June 07, 2024

As you know, if a client is under Full Retirement Age (FRA) and works, their Social Security benefit will be subject to the earnings test: $1 in benefits will be withheld for every $2 earned over the annual threshold, which is $22.300 in 2024.

Quick Calculation of Withheld Benefits

To quickly calculate how much will be withheld for a particular client:

  1. Take the client’s annual earnings.
  2. Subtract the threshold amount ($22,300 for 2024).
  3. Divide the result by 2.

For example, say a client applied for Social Security at the end of 2023. SSA would ask if they planned to work in 2024 and how much they expected to earn. Let’s say it’s $50,000. SSA would subtract $22,300 to get $27,700 and then divide by 2 to get $13,850. This amount is divided by the monthly benefit amount to determine how many checks should be withheld. If the client is receiving $2,100 per month in benefits, $13,850 divided by $2,100 is a little over 6, which means 6 whole checks will be withheld. From January through July, the client would receive no Social Security checks. The $2,100 benefit would start up again in August. When the client’s actual earnings are reported in January of 2025, any necessary adjustment would be made (such as the overage from that eighth check). Meanwhile, withholding for 2025 would have already begun based on the client's new estimate and the earnings test threshold for 2025.

Advising Clients

The earnings test is a hassle for everyone. If clients are under FRA and work, they want to reduce their working income to stay below the threshold, they can up their contributions to their HSA or their 410k. If their earning is above this applies to retirement benefits, survivor benefits, spousal benefits, and dependent benefits. If the recipient of the benefit is under FRA and works, the earnings test will apply. If the person on whose record the benefit is being paid (in the case of spousal and dependent benefits) is under FRA and works, the earnings test will also apply.
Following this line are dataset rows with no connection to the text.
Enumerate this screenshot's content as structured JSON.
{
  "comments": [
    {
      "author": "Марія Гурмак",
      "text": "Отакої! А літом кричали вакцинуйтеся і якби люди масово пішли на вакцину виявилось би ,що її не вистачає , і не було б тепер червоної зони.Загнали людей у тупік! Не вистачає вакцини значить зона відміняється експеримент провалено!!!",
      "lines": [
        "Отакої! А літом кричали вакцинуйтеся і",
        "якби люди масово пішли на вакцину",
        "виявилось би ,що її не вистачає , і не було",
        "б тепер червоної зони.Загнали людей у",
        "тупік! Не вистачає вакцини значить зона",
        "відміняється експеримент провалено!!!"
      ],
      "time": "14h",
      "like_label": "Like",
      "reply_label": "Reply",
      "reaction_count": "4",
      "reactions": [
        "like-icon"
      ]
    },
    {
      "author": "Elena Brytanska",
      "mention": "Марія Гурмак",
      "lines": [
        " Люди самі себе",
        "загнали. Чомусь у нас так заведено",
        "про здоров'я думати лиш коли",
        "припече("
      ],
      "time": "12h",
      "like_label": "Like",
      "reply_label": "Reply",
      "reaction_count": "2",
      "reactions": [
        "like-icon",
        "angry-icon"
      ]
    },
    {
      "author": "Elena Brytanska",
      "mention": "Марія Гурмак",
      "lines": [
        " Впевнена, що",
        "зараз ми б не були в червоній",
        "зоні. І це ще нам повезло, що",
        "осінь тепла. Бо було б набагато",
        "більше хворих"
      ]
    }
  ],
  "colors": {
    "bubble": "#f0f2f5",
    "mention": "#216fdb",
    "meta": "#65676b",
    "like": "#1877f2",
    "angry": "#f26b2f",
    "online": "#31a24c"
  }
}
However, because we know you'll never convince everyone who would be subject to the earnings test to refrain from applying, you'll need to understand what will happen when they turn FRA. Some clients have heard that they will “get it all back” at FRA, while others think that those withheld benefits are permanently lost. Still, others believe that even a few checks a year are better than nothing, so they should apply for benefits even if they are under FRA and work.

 What Happens at FRA

When a client subject to the earnings test turns FRA, the SSA will count the number of checks that have been withheld. Then the early-claiming reduction for each of those checks will be removed. This is only fair because the client did not receive those checks. It’s as if the client is applying at FRA with respect to those checks. Then the original reduced amount (for the checks they did receive) and the full Primary Insurance Amount (PIA) amount (for the checks they didn’t receive) will be combined to create a new permanent benefit amount.

Example:

Let’s say Bob has a PIA of $3,000 and his FRA is 67. If he files for Social Security at 62, his benefit will be 70% of $3,000, or $2,100. This will be his permanent benefit except for Cost-of-Living Adjustments (COLAs). Now let’s say that between age 62 and 67 he has seven checks a year withheld for the earnings test. Of the 60 checks that would have been issued over the five-year period from age 62 to 67, he would have received only 25 of them (five a year). Thirty-five of those checks (seven a year) would have been held back. (SSA’s rationale in imposing the earnings test is that if you’re working, you’re not really retired and therefore do not need “retirement income.” This is why someone still working in their main, full-time job would likely have all of their benefits withheld under the earnings test.)

We can help you plan and maximize your Social Security Benefits. Please call your office or click on the schedule consultation button at the top of the page. You may be surprised how much planning and increase your retirement income.